“Small businesses are the backbone of our economy, yet many are left out when it comes to federal government subcontracting due to excessively complicated language,” said Risch.  “Congress can easily fix this with the Simplifying Subcontracting Act.  My legislation would require the federal government to communicate in plain language, not bureaucrat, in order to open the door for more small businesses to compete for these contracts.”

“Small businesses deserve an equal playing field to work as government subcontractors,” said Hickenlooper.  “Plain, readable language will help more small businesses compete for these contracts.”

“Small businesses benefit from federal contracts, but, when the government uses confusing words, it discourages small businesses from applying for them.  The Simplifying Subcontracting Act would make federal contracts use clear language so that more businesses can take advantage of contracting opportunities,” said Kennedy.

“Small businesses drive innovation, enhance government operations, and advance our national security.

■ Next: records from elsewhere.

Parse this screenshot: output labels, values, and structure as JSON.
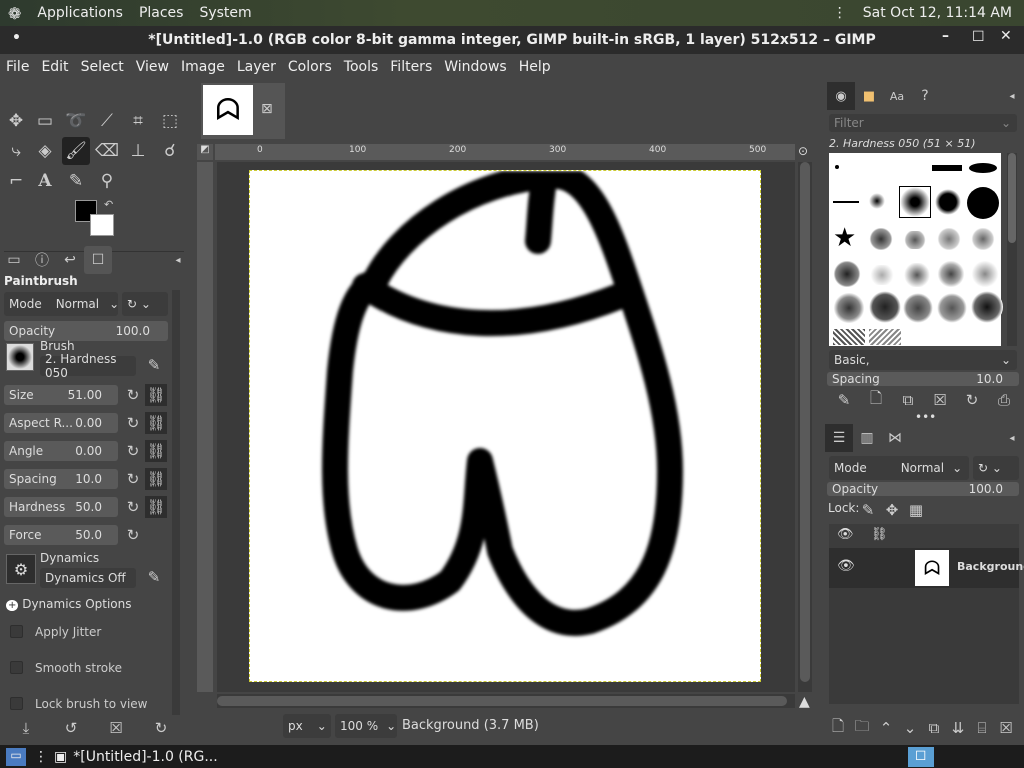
{
  "topbar": {
    "applications": "Applications",
    "places": "Places",
    "system": "System",
    "datetime": "Sat Oct 12, 11:14 AM"
  },
  "window": {
    "title": "*[Untitled]-1.0 (RGB color 8-bit gamma integer, GIMP built-in sRGB, 1 layer) 512x512 – GIMP"
  },
  "menu": [
    "File",
    "Edit",
    "Select",
    "View",
    "Image",
    "Layer",
    "Colors",
    "Tools",
    "Filters",
    "Windows",
    "Help"
  ],
  "tool_options": {
    "title": "Paintbrush",
    "mode_label": "Mode",
    "mode_value": "Normal",
    "opacity_label": "Opacity",
    "opacity_value": "100.0",
    "brush_label": "Brush",
    "brush_value": "2. Hardness 050",
    "size_label": "Size",
    "size_value": "51.00",
    "aspect_label": "Aspect R...",
    "aspect_value": "0.00",
    "angle_label": "Angle",
    "angle_value": "0.00",
    "spacing_label": "Spacing",
    "spacing_value": "10.0",
    "hardness_label": "Hardness",
    "hardness_value": "50.0",
    "force_label": "Force",
    "force_value": "50.0",
    "dynamics_label": "Dynamics",
    "dynamics_value": "Dynamics Off",
    "dynamics_options": "Dynamics Options",
    "apply_jitter": "Apply Jitter",
    "smooth_stroke": "Smooth stroke",
    "lock_brush": "Lock brush to view"
  },
  "ruler": {
    "marks": [
      "0",
      "100",
      "200",
      "300",
      "400",
      "500"
    ]
  },
  "status": {
    "unit": "px",
    "zoom": "100 %",
    "layer_info": "Background (3.7 MB)"
  },
  "brushes": {
    "filter_placeholder": "Filter",
    "selected": "2. Hardness 050 (51 × 51)",
    "tag": "Basic,",
    "spacing_label": "Spacing",
    "spacing_value": "10.0"
  },
  "layers": {
    "mode_label": "Mode",
    "mode_value": "Normal",
    "opacity_label": "Opacity",
    "opacity_value": "100.0",
    "lock_label": "Lock:",
    "layer_name": "Background"
  },
  "taskbar": {
    "window": "*[Untitled]-1.0 (RG..."
  }
}
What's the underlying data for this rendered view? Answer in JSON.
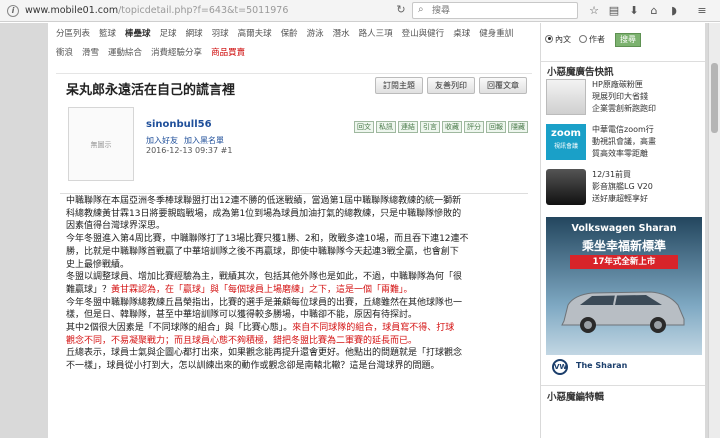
{
  "browser": {
    "url_host": "www.mobile01.com",
    "url_path": "/topicdetail.php?f=643&t=5011976",
    "search_placeholder": "搜尋"
  },
  "categories": {
    "row1": [
      "分區列表",
      "籃球",
      "棒壘球",
      "足球",
      "網球",
      "羽球",
      "高爾夫球",
      "保齡",
      "游泳",
      "潛水",
      "路人三項",
      "登山與健行",
      "桌球",
      "健身重訓"
    ],
    "row2": [
      "衝浪",
      "滑雪",
      "運動綜合",
      "消費經驗分享",
      "商品買賣"
    ]
  },
  "topic": {
    "title": "呆丸郎永遠活在自己的謊言裡",
    "buttons": [
      "訂閱主題",
      "友善列印",
      "回覆文章"
    ]
  },
  "post": {
    "avatar_text": "無圖示",
    "username": "sinonbull56",
    "user_links": [
      "加入好友",
      "加入黑名單"
    ],
    "date": "2016-12-13 09:37",
    "floor": "#1",
    "actions": [
      "回文",
      "私訊",
      "連結",
      "引言",
      "收藏",
      "評分",
      "回報",
      "隱藏"
    ]
  },
  "content": {
    "lines": [
      [
        {
          "t": "中職聯隊在本屆亞洲冬季棒球聯盟打出12連不勝的低迷戰績，當過第1屆中職聯隊總教練的統一獅新"
        }
      ],
      [
        {
          "t": "科總教練黃甘霖13日將要親臨戰場，成為第1位到場為球員加油打氣的總教練，只是中職聯隊慘敗的"
        }
      ],
      [
        {
          "t": "因素值得台灣球界深思。"
        }
      ],
      [
        {
          "t": "今年冬盟進入第4周比賽，中職聯隊打了13場比賽只獲1勝、2和，敗戰多達10場，而且吞下連12連不"
        }
      ],
      [
        {
          "t": "勝，比就是中職聯隊首戰贏了中華培訓隊之後不再贏球，即使中職聯隊今天起連3戰全贏，也會創下"
        }
      ],
      [
        {
          "t": "史上最慘戰績。"
        }
      ],
      [
        {
          "t": "冬盟以調整球員、增加比賽經驗為主，戰績其次，包括其他外隊也是如此，不過，中職聯隊為何「很"
        }
      ],
      [
        {
          "t": "難贏球」？"
        },
        {
          "t": "黃甘霖認為，在「贏球」與「每個球員上場磨練」之下，這是一個「兩難」。",
          "red": true
        }
      ],
      [
        {
          "t": "今年冬盟中職聯隊總教練丘昌榮指出，比賽的選手是兼顧每位球員的出賽，丘總雖然在其他球隊也一"
        }
      ],
      [
        {
          "t": "樣，但是日、韓聯隊，甚至中華培訓隊可以獲得較多勝場，中職卻不能，原因有待探討。"
        }
      ],
      [
        {
          "t": "其中2個很大因素是「不同球隊的組合」與「比賽心態」。"
        },
        {
          "t": "來自不同球隊的組合，球員寫不得、打球",
          "red": true
        }
      ],
      [
        {
          "t": "觀念不同，不易凝聚戰力；而且球員心態不夠積極，錯把冬盟比賽為二軍賽的延長而已。",
          "red": true
        }
      ],
      [
        {
          "t": "丘總表示，球員士氣與企圖心都打出來，如果觀念能再提升還會更好。他點出的問題就是「打球觀念"
        }
      ],
      [
        {
          "t": "不一樣」，球員從小打到大，怎以訓練出來的動作或觀念卻是南轅北轍？這是台灣球界的問題。"
        }
      ]
    ]
  },
  "sidebar": {
    "radio_options": [
      "內文",
      "作者"
    ],
    "search_button": "搜尋",
    "ads_heading": "小惡魔廣告快訊",
    "news": [
      [
        "HP原廠碳粉匣",
        "現展列印大省錢",
        "企業雲創新跑跑印"
      ],
      [
        "中華電信zoom行",
        "動視訊會議，高畫",
        "質高效率零距離"
      ],
      [
        "12/31前買",
        "影音旗艦LG V20",
        "送好康超輕享好"
      ]
    ],
    "zoom_brand": "zoom",
    "zoom_sub": "視訊會議",
    "ad_banner": {
      "brand_line": "Volkswagen Sharan",
      "headline": "乘坐幸福新標準",
      "promo": "17年式全新上市",
      "logo": "VW",
      "model": "The Sharan"
    },
    "editor_heading": "小惡魔編特輯"
  },
  "colors": {
    "link": "#1f4f9a",
    "highlight_red": "#d41313",
    "search_button": "#7cb26f"
  }
}
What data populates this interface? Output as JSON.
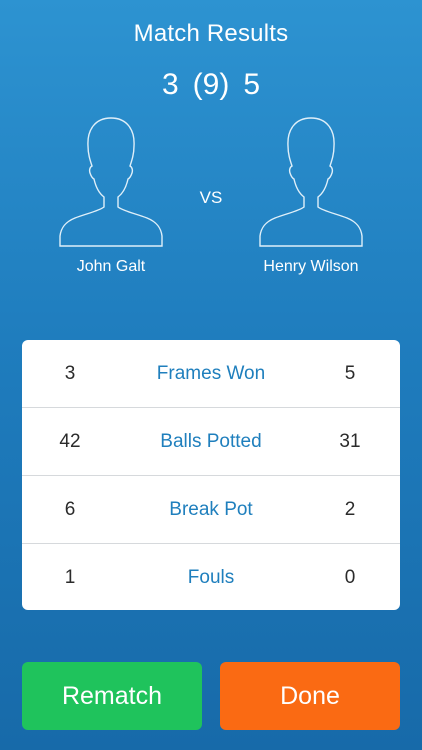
{
  "header": {
    "title": "Match Results"
  },
  "score": {
    "left": "3",
    "middle": "(9)",
    "right": "5"
  },
  "players": {
    "left": {
      "name": "John Galt",
      "avatar_icon": "person-silhouette-icon"
    },
    "right": {
      "name": "Henry Wilson",
      "avatar_icon": "person-silhouette-icon"
    },
    "vs_label": "VS"
  },
  "stats": [
    {
      "label": "Frames Won",
      "left": "3",
      "right": "5"
    },
    {
      "label": "Balls Potted",
      "left": "42",
      "right": "31"
    },
    {
      "label": "Break Pot",
      "left": "6",
      "right": "2"
    },
    {
      "label": "Fouls",
      "left": "1",
      "right": "0"
    }
  ],
  "buttons": {
    "rematch": "Rematch",
    "done": "Done"
  },
  "colors": {
    "background_top": "#2d93d1",
    "background_bottom": "#176aa9",
    "stat_label": "#1f7fbd",
    "rematch": "#1fc35c",
    "done": "#fa6a13"
  }
}
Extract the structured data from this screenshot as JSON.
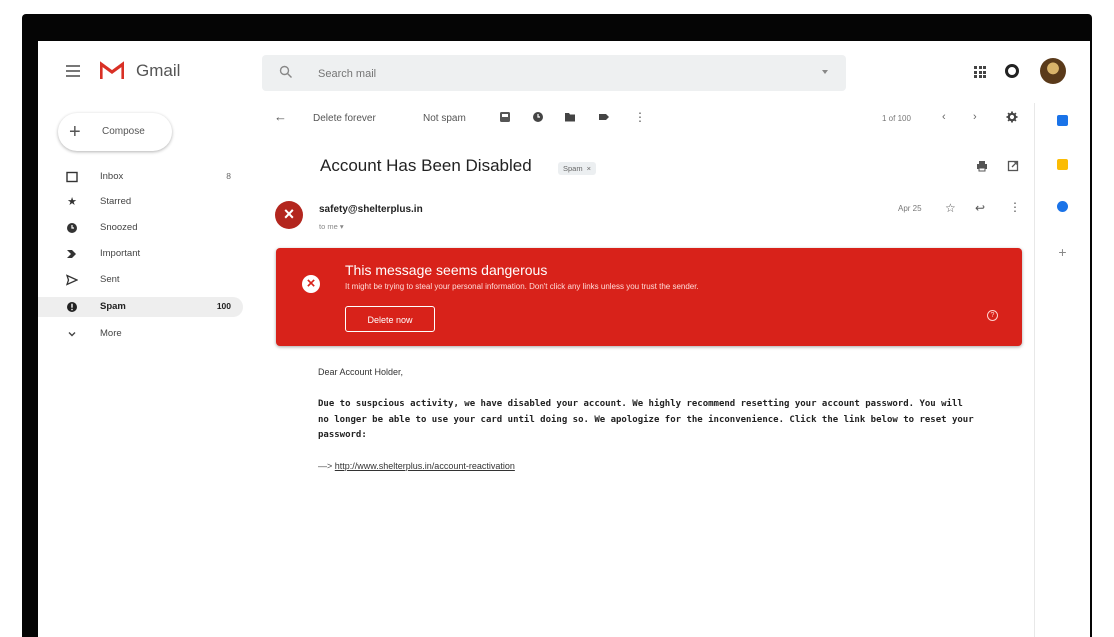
{
  "app": {
    "name": "Gmail",
    "brand_color": "#d93025"
  },
  "search": {
    "placeholder": "Search mail"
  },
  "compose": {
    "label": "Compose"
  },
  "sidebar": {
    "items": [
      {
        "label": "Inbox",
        "count": "8",
        "icon": "inbox-icon"
      },
      {
        "label": "Starred",
        "count": "",
        "icon": "star-icon"
      },
      {
        "label": "Snoozed",
        "count": "",
        "icon": "clock-icon"
      },
      {
        "label": "Important",
        "count": "",
        "icon": "important-icon"
      },
      {
        "label": "Sent",
        "count": "",
        "icon": "send-icon"
      },
      {
        "label": "Spam",
        "count": "100",
        "icon": "spam-icon",
        "selected": true
      },
      {
        "label": "More",
        "count": "",
        "icon": "chevron-down-icon"
      }
    ]
  },
  "toolbar": {
    "delete_forever": "Delete forever",
    "not_spam": "Not spam",
    "pager": "1 of 100"
  },
  "message": {
    "subject": "Account Has Been Disabled",
    "label_chip": "Spam",
    "sender": "safety@shelterplus.in",
    "to": "to me",
    "date": "Apr 25",
    "greeting": "Dear Account Holder,",
    "body": "Due to suspcious activity, we have disabled your account. We highly recommend resetting your account password. You will no longer be able to use your card until doing so. We apologize for the inconvenience. Click the link below to reset your password:",
    "link_prefix": "—> ",
    "link": "http://www.shelterplus.in/account-reactivation"
  },
  "warning": {
    "title": "This message seems dangerous",
    "description": "It might be trying to steal your personal information. Don't click any links unless you trust the sender.",
    "button": "Delete now",
    "color": "#d8221a"
  },
  "right_panel": {
    "icons": [
      "calendar-icon",
      "keep-icon",
      "tasks-icon",
      "add-icon"
    ],
    "colors": [
      "#1a73e8",
      "#fbbc04",
      "#1a73e8"
    ]
  }
}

However, many are sidelined in federal subcontracting due to complex contracts.  The Simplifying Subcontracting Act streamlines communication and levels the playing field so smaller firms can compete for government contracts,” said Rubio.

The Simplifying Subcontracting Act, true to its name, is a simple, one-page bill that would require the federal government to similarly operate in simple terms when it engages in subcontracting work with small businesses.  This legislation mirrors the Plain Writing Act of 2010. 

The Idaho Small Business Development Centers (SBDCs), Idaho Veteran Entrepreneurship Alliance, and American Subcontractors Association support Senator Risch’s bill.